Available data START

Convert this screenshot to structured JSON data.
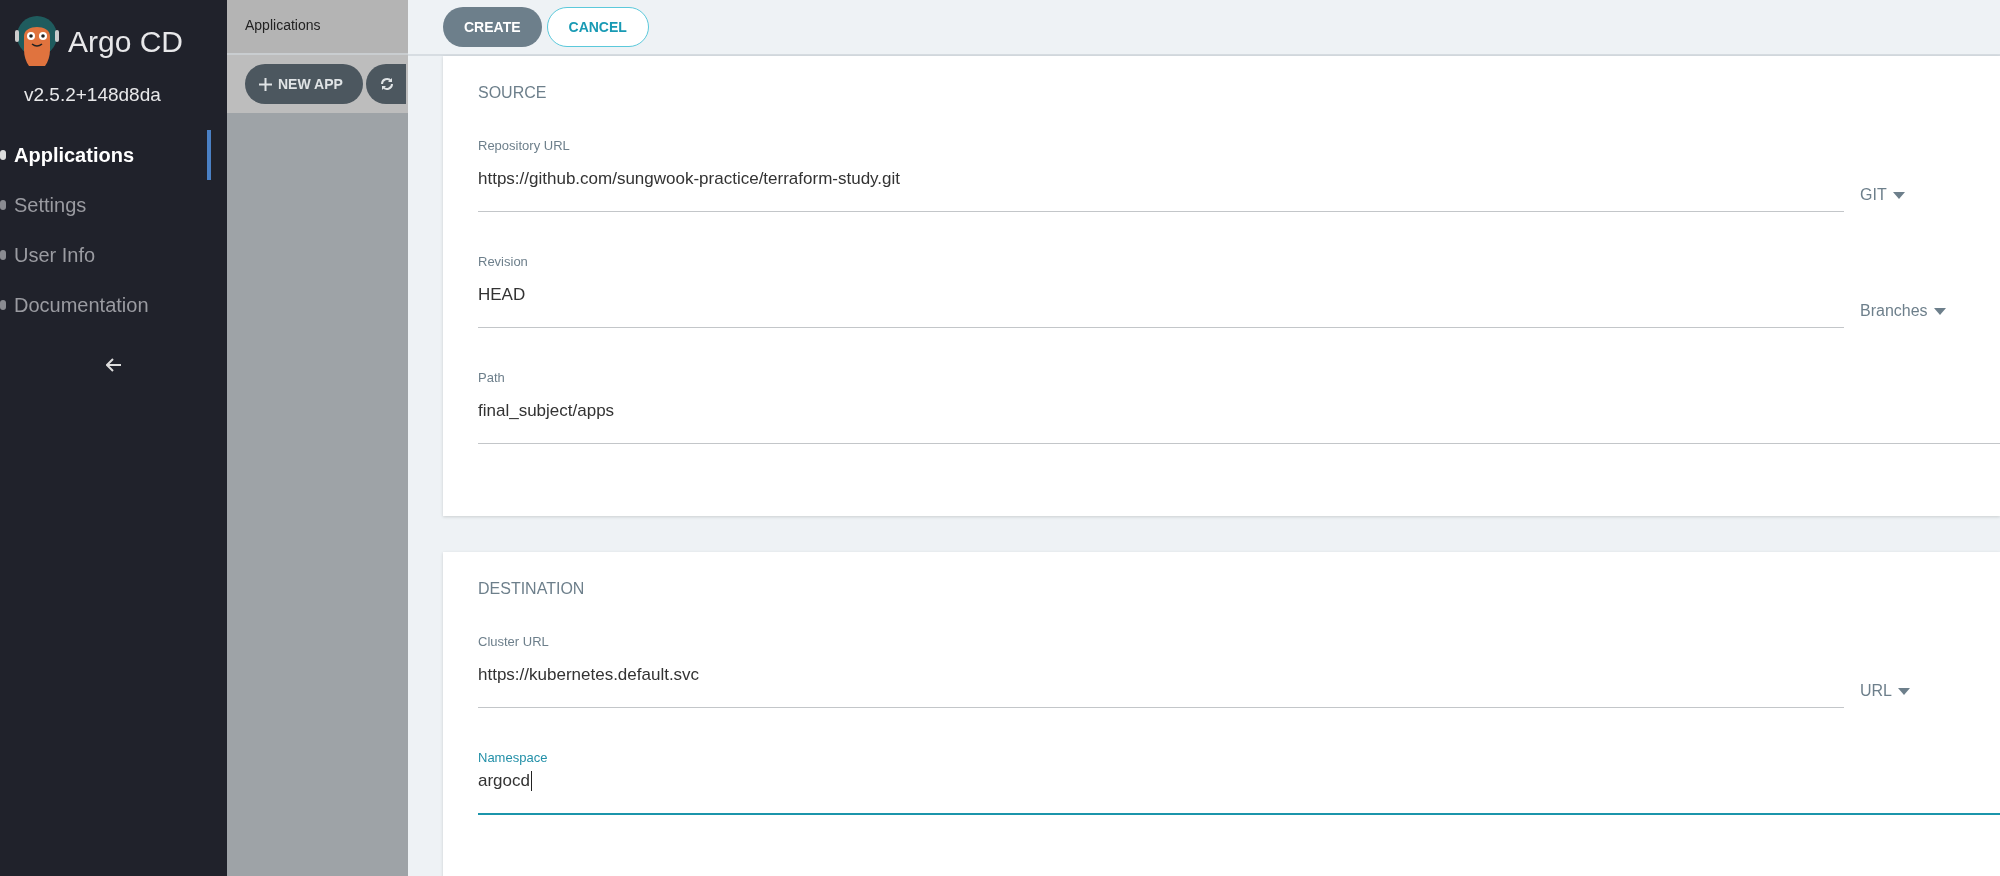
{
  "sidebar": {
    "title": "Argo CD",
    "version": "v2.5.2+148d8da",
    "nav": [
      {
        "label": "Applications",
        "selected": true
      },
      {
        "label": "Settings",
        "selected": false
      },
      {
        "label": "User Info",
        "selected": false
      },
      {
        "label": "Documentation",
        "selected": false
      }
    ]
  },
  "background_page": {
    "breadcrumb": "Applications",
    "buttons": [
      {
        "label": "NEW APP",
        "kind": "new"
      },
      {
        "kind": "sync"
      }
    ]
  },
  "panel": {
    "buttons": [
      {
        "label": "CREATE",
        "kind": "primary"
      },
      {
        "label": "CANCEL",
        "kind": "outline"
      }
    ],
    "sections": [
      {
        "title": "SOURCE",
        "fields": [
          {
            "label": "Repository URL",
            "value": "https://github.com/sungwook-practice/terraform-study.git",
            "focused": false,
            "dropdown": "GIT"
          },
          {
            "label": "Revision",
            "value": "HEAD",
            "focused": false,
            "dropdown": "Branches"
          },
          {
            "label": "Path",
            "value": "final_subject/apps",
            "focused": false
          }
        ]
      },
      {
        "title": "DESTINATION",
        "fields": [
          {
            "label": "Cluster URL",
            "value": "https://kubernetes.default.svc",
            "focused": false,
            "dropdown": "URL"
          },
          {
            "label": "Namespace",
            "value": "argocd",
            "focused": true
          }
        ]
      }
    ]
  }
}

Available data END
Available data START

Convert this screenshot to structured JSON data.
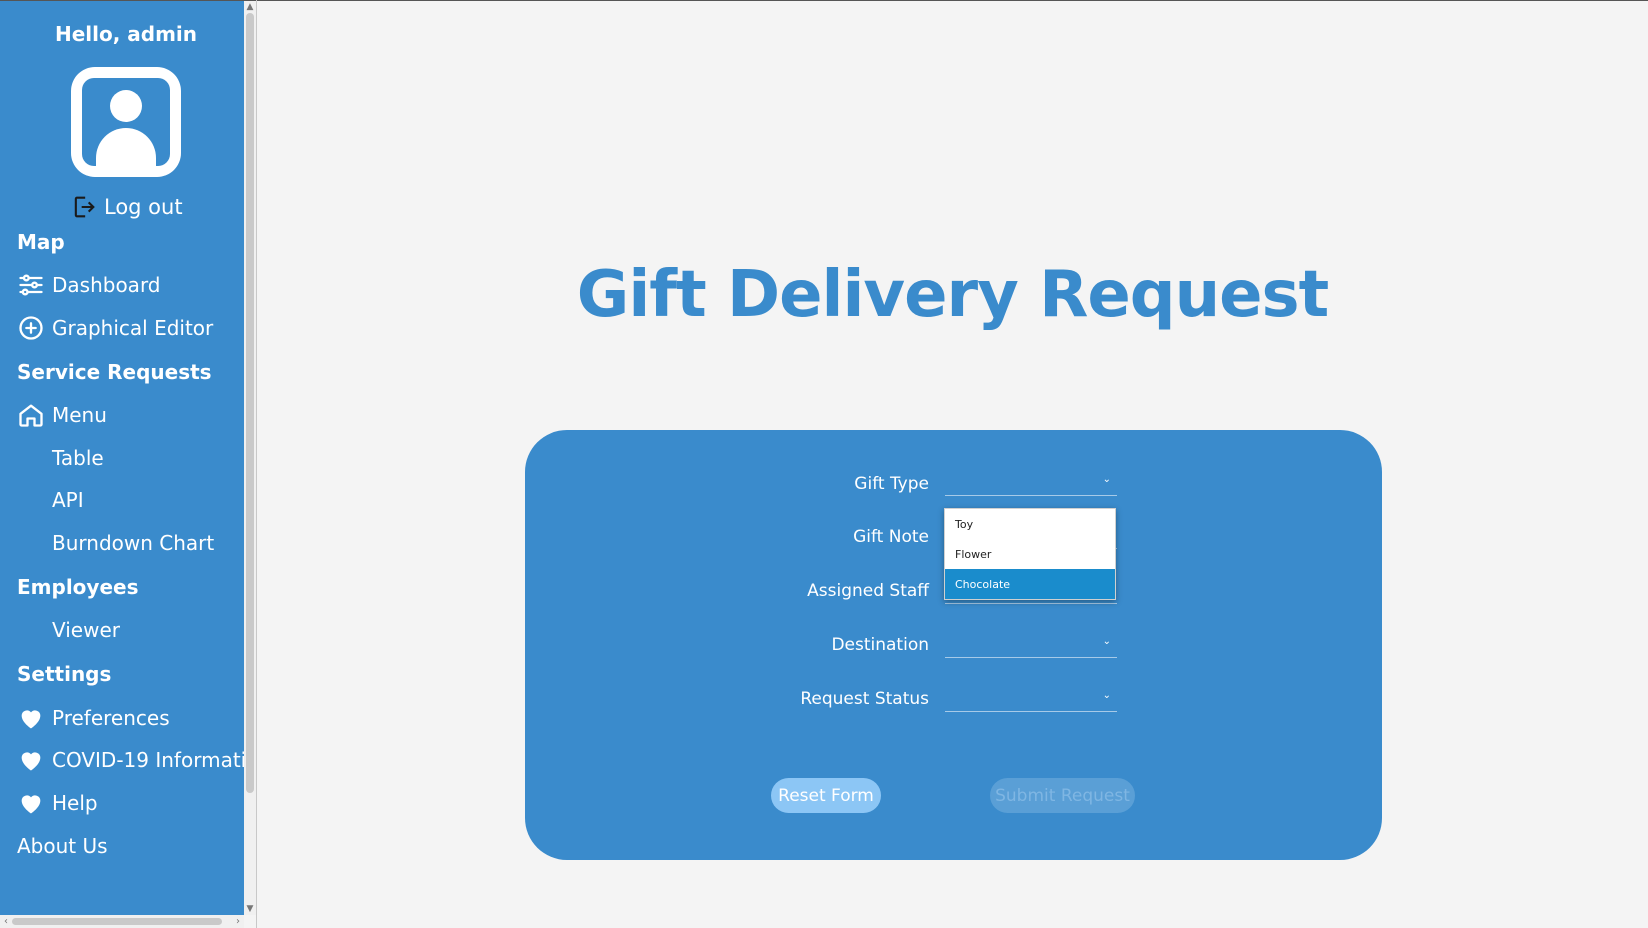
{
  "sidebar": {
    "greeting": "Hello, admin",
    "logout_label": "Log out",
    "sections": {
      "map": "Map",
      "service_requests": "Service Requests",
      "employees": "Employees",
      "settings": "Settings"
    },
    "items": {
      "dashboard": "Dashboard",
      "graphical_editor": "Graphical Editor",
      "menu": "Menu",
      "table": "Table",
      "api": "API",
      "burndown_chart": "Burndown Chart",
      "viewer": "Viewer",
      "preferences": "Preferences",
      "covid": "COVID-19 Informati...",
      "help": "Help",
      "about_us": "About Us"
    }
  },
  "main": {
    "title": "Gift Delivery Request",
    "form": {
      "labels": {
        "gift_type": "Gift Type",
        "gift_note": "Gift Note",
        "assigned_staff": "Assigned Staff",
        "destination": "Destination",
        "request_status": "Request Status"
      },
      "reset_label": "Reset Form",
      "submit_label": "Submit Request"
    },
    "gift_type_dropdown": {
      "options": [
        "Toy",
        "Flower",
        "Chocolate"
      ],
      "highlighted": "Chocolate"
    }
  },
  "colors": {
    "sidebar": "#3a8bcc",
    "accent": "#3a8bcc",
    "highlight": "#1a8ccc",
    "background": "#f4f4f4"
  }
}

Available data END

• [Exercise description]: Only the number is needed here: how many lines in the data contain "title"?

• [Output below]: 4